The U.K. is back in full lockdown. All non-essential businesses are shuttered. While we can take comfort in the fact that the new strain of COVID-19 doesn’t threaten to make Sean of The Dead into reality, the pre-Christmas cancellation is a bullet to the brain for U.K. watch sales. As for Swiss wristwatch exports generally . . .
They’re holding on by the skin of their teeth – to a level below 2019 which is even more frightening than Sean’s zombies . . .
Swiss Watch Exports Down 3.2% in November 2020, With Signs of Improvement monochrome-watches.com trumpets. Make that “spins.” As the above chart from the Swiss Watch Federation (FH) indicates, the industry is still a very sick puppy.
Swiss wristwatch exports may have levelled off, but they’re levelled off at a level that leaves many watchmakers struggling to survive. Could your business survive a 23.5 percent downturn over 11 months? (That’s not a rhetorical question.)
The fact that Swiss watch exports “only” dropped 3.2 percent in the month of November is due to China. The FH stat shows a huge disparity between the performance of the Chinese market and, well, everywhere else. It also somehow forgets to include numbers for Singapore (-31.9%), Italy (-27.8%) and France (-29.0%). And again, the net result is only a positive if viewed month-to-month.
The Swiss watch industry isn’t just ailing badly in terms of raw numbers. Deloitte has released a survey on the state of the Swiss watch industry; its getting massacred at the bottom end of the market. Again. Still.
Since 2012, the trend of exports of entry-level quartz watches has been downwards, growing more acute in 2019 when export volumes were 10 million units lower than in 2011. This decline was further accelerated in 2020 by COVID-19, as illustrated in Chart 2.
During times of crisis, those with less discretionary income have a tendency to save, and there has been a big impact of sales of entry-level watches from cautious spending, growing competition from similarly-priced smartwatches and non-Swiss fashion brands, and less need for the “Swiss made” label in this price range.
It’s the smartwatch comment that’s the most chilling (for the Swiss). Check out Chart 11. Plus twenty percent vs. -23 percent units sold is bad enough. The raw numbers discrepancy between smart and dumb watches is staggering.
The Apple Watch alone is outselling the entire Swiss watch industry. Specifically, 30.6m units vs. 20.6m in 2020 Q1, and Apple accounts for just 55 percent of the entire smartwatch market.
This is only going in one direction. “The worth of the global smartwatch market is estimated at USD 48.44 Billion in 2020,” marketdataforecast.com reports, “it’s projected to reach USD 130.92 Billion by 2025.”
Are entry-level quartz watches the canary in the coal mine? timeandtidewatches.com asks, sensibly enough. Yup. All those global smartwatch sales have come – will come – at the expense of low to mid-market Swiss [branded if not made] quartz watches, COVID-19 be damned.

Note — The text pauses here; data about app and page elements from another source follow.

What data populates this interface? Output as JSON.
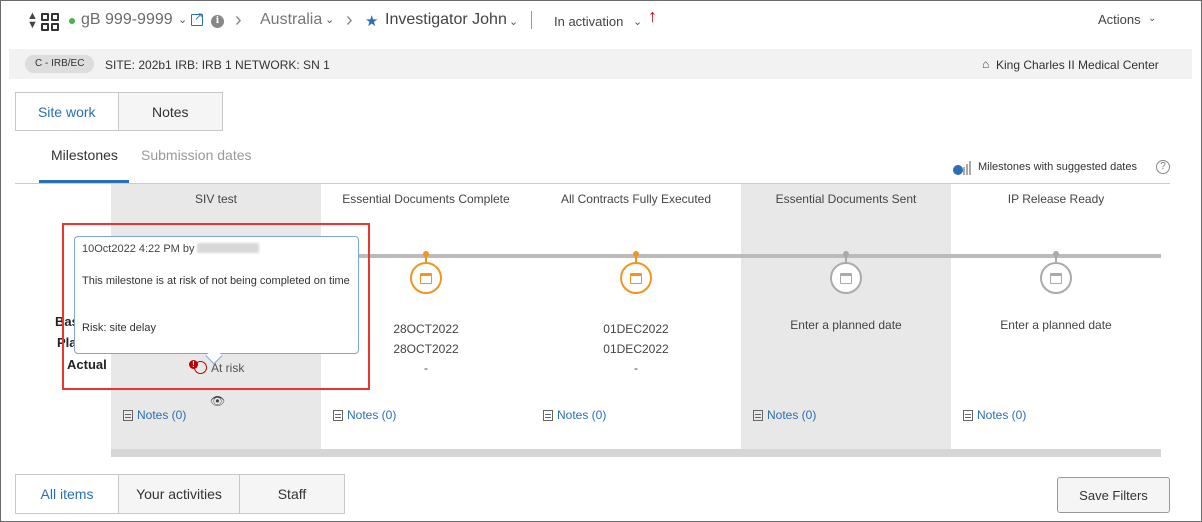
{
  "header": {
    "study_id": "gB 999-9999",
    "country": "Australia",
    "investigator": "Investigator John",
    "status": "In activation",
    "actions_label": "Actions"
  },
  "subheader": {
    "badge": "C - IRB/EC",
    "site_info": "SITE: 202b1  IRB: IRB 1  NETWORK: SN 1",
    "center_name": "King Charles II Medical Center"
  },
  "top_tabs": [
    {
      "label": "Site work",
      "active": true
    },
    {
      "label": "Notes",
      "active": false
    }
  ],
  "sub_tabs": [
    {
      "label": "Milestones",
      "active": true
    },
    {
      "label": "Submission dates",
      "active": false
    }
  ],
  "suggested_label": "Milestones with suggested dates",
  "row_labels": {
    "baseline": "Bas",
    "planned": "Pla",
    "actual": "Actual"
  },
  "milestones": [
    {
      "title": "SIV test",
      "status": "At risk",
      "notes": "Notes (0)"
    },
    {
      "title": "Essential Documents Complete",
      "baseline": "28OCT2022",
      "planned": "28OCT2022",
      "actual": "-",
      "notes": "Notes (0)"
    },
    {
      "title": "All Contracts Fully Executed",
      "baseline": "01DEC2022",
      "planned": "01DEC2022",
      "actual": "-",
      "notes": "Notes (0)"
    },
    {
      "title": "Essential Documents Sent",
      "placeholder": "Enter a planned date",
      "notes": "Notes (0)"
    },
    {
      "title": "IP Release Ready",
      "placeholder": "Enter a planned date",
      "notes": "Notes (0)"
    }
  ],
  "popup": {
    "meta": "10Oct2022 4:22 PM by",
    "message": "This milestone is at risk of not being completed on time",
    "risk": "Risk: site delay"
  },
  "bottom_tabs": [
    {
      "label": "All items",
      "active": true
    },
    {
      "label": "Your activities",
      "active": false
    },
    {
      "label": "Staff",
      "active": false
    }
  ],
  "save_filters_label": "Save Filters",
  "colors": {
    "accent": "#2a6fb5",
    "warning": "#f0961e",
    "risk": "#c00000"
  }
}
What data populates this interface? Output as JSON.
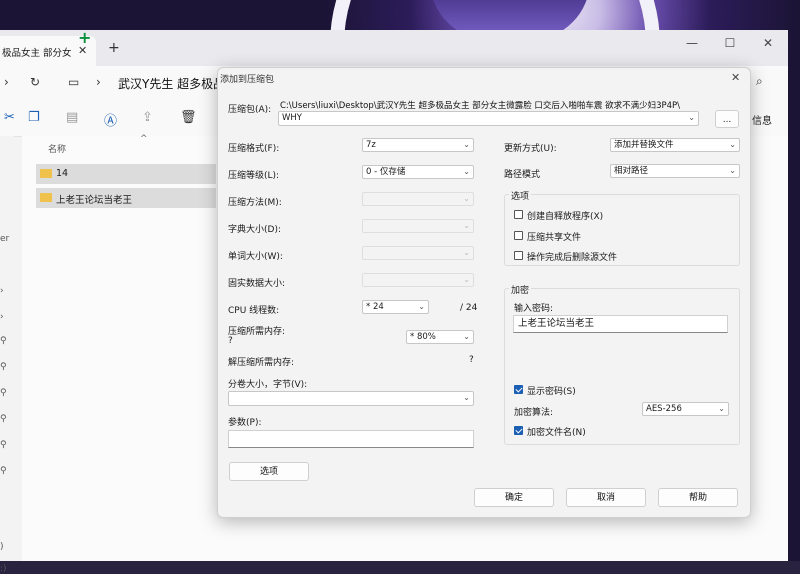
{
  "explorer": {
    "tab_label": "极品女主 部分女",
    "addr_path": "武汉Y先生 超多极品",
    "toolbar_right": "信息",
    "sidebar_marks": [
      "er",
      ")",
      ":)"
    ],
    "column_name": "名称",
    "rows": [
      "14",
      "上老王论坛当老王"
    ]
  },
  "dialog": {
    "title": "添加到压缩包",
    "archive_label": "压缩包(A):",
    "archive_path": "C:\\Users\\liuxi\\Desktop\\武汉Y先生 超多极品女主 部分女主微露脸 口交后入啪啪车震 欲求不满少妇3P4P\\",
    "archive_name": "WHY",
    "browse_label": "...",
    "left": {
      "format_label": "压缩格式(F):",
      "format_value": "7z",
      "level_label": "压缩等级(L):",
      "level_value": "0 - 仅存储",
      "method_label": "压缩方法(M):",
      "dict_label": "字典大小(D):",
      "word_label": "单词大小(W):",
      "solid_label": "固实数据大小:",
      "threads_label": "CPU 线程数:",
      "threads_value": "* 24",
      "threads_total": "/ 24",
      "mem_label": "压缩所需内存:",
      "mem_q": "?",
      "mem_value": "* 80%",
      "dmem_label": "解压缩所需内存:",
      "dmem_q": "?",
      "split_label": "分卷大小，字节(V):",
      "params_label": "参数(P):",
      "options_button": "选项"
    },
    "right": {
      "update_label": "更新方式(U):",
      "update_value": "添加并替换文件",
      "pathmode_label": "路径模式",
      "pathmode_value": "相对路径",
      "options_title": "选项",
      "opt_sfx": "创建自释放程序(X)",
      "opt_shared": "压缩共享文件",
      "opt_delete": "操作完成后删除源文件",
      "enc_title": "加密",
      "pwd_label": "输入密码:",
      "pwd_value": "上老王论坛当老王",
      "show_pwd": "显示密码(S)",
      "algo_label": "加密算法:",
      "algo_value": "AES-256",
      "enc_names": "加密文件名(N)"
    },
    "buttons": {
      "ok": "确定",
      "cancel": "取消",
      "help": "帮助"
    }
  }
}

No wonder 60 percent of the Swiss execs Deloitte surveyed consider quartz crisis 2.0 a threat to their industry’s long-term future. Not to mention the hit happening to cheap mechanical watches. Oh wait . . .

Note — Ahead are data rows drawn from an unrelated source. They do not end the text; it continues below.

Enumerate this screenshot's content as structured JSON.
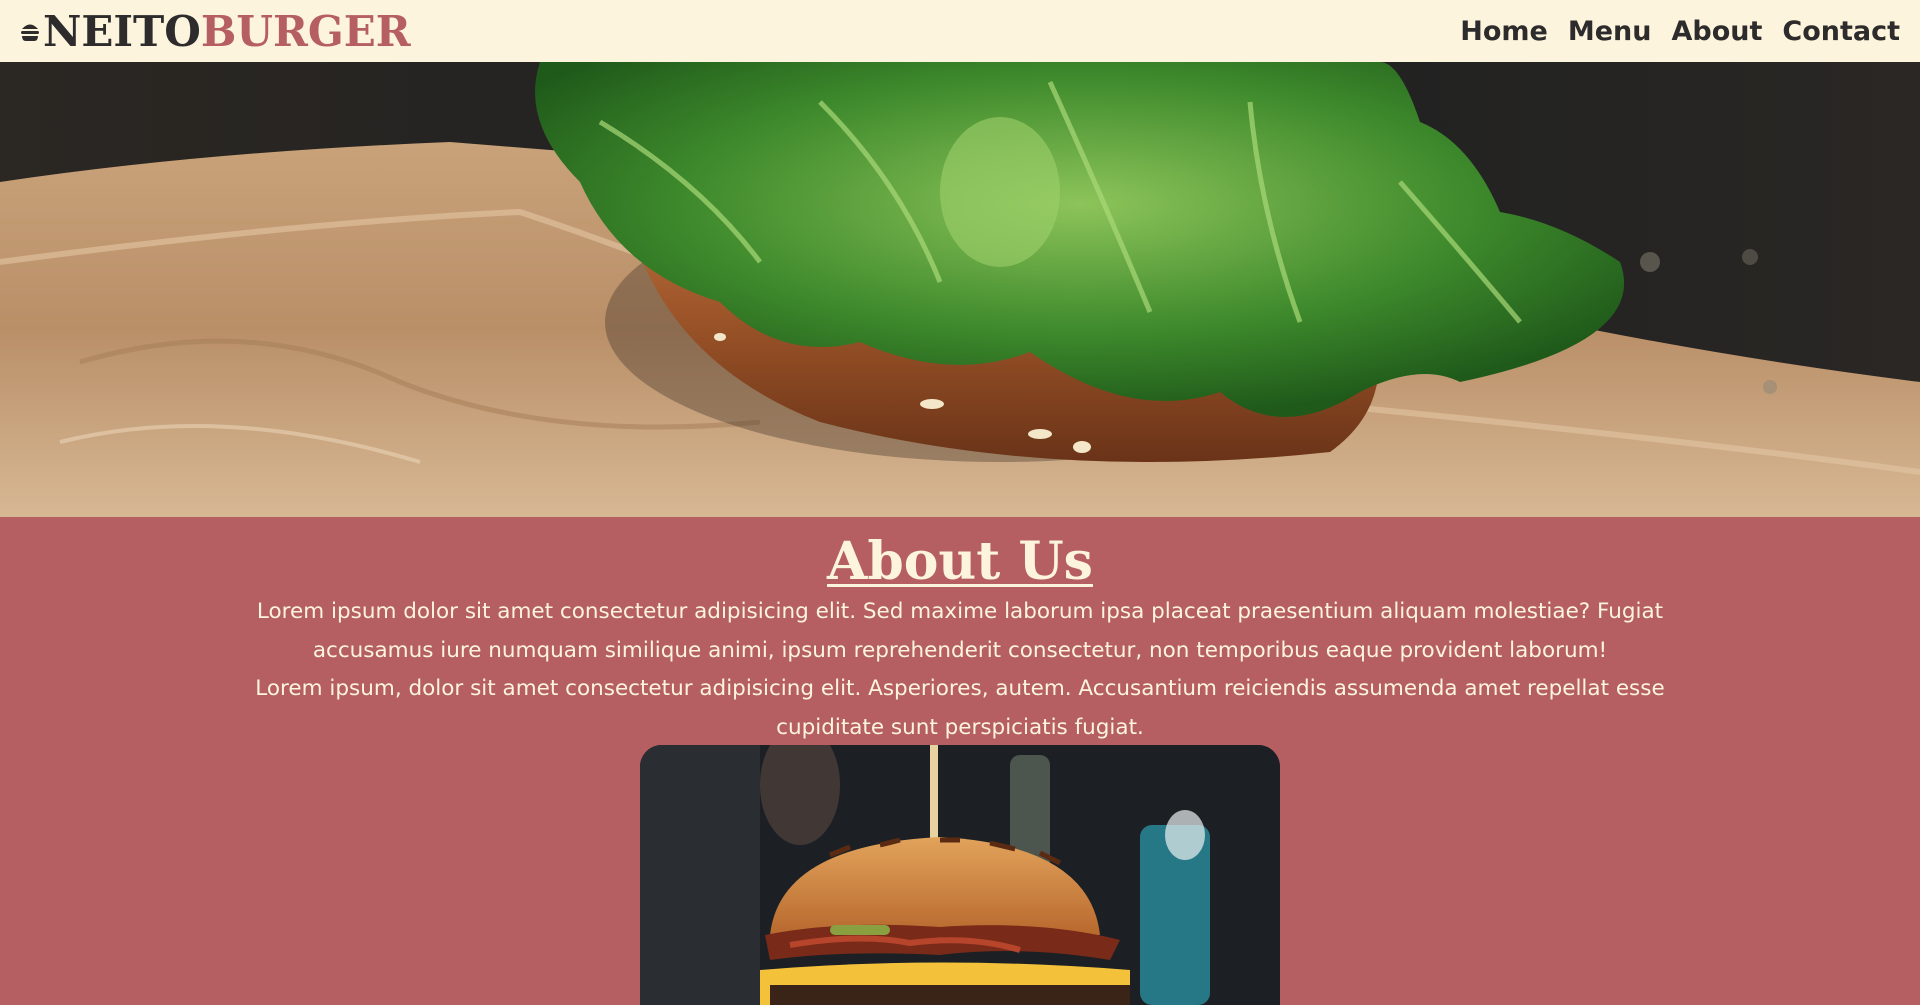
{
  "brand": {
    "icon": "burger-icon",
    "name_part1": "NEITO",
    "name_part2": "BURGER",
    "color_dark": "#2d2b2b",
    "color_accent": "#b55f63"
  },
  "nav": {
    "items": [
      {
        "label": "Home"
      },
      {
        "label": "Menu"
      },
      {
        "label": "About"
      },
      {
        "label": "Contact"
      }
    ]
  },
  "about": {
    "title": "About Us",
    "paragraphs": [
      "Lorem ipsum dolor sit amet consectetur adipisicing elit. Sed maxime laborum ipsa placeat praesentium aliquam molestiae? Fugiat accusamus iure numquam similique animi, ipsum reprehenderit consectetur, non temporibus eaque provident laborum!",
      "Lorem ipsum, dolor sit amet consectetur adipisicing elit. Asperiores, autem. Accusantium reiciendis assumenda amet repellat esse cupiditate sunt perspiciatis fugiat."
    ]
  },
  "colors": {
    "background": "#b55f63",
    "header_bg": "#fdf4dd",
    "text_light": "#fdf4dd"
  }
}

Respondents fear that a continuing fall in sales in entry-level quartz watches and low-to-mid-range mechanical watches, which are not performing as well as in the past, could weaken the industry in Switzerland. This would inevitably have a knock-on effect on prices, job losses and losses of know-how.
Grim stuff. And it gets worse. According to Deloitte’s consumer survey, given $5649.08 to spend on a watch, at least a third of respondents would rather buy a smartwatch every year for ten years than a single luxury watch. It’s a dopey question, but OMG. Really?
With each passing day, the Swiss watch industry is becoming more and more dependent on high-priced products. In fact, without sales of luxury Swiss watches, they’d be dead in the water. And even that last redoubt is under assault.
With the second wave of COVID currently affecting Europe and the US, no one can say for certain how long the crisis will last. However, as [Switzerland’s] largest exporter and a pillar of the Swiss economy, the Swiss watch industry will adapt and recover.
Deloitte’s conclusion strikes a distinctly Pollyannaish note. Well they would do, wouldn’t they? The high-priced consultant wants to help Swiss watch companies boost Swiss wristwatch exports. Maintain them? Stop them from sliding off a cliff? Whatever. No skin off Deloitte’s nose.
At the tail end of Coronageddon, the Swiss watch industry is undergoing a wrenching period of downsizing and consolidation. Chart 15 indicates that its movers and shakers are in deep denial about the real, underlying and ongoing, inescapable threat to their livelihood.
China isn’t going to save Switzerland. Without an answer to the smartwatch, the Swiss watch industry will never again be the behemoth, the ne plus ultra it was just a few short years ago.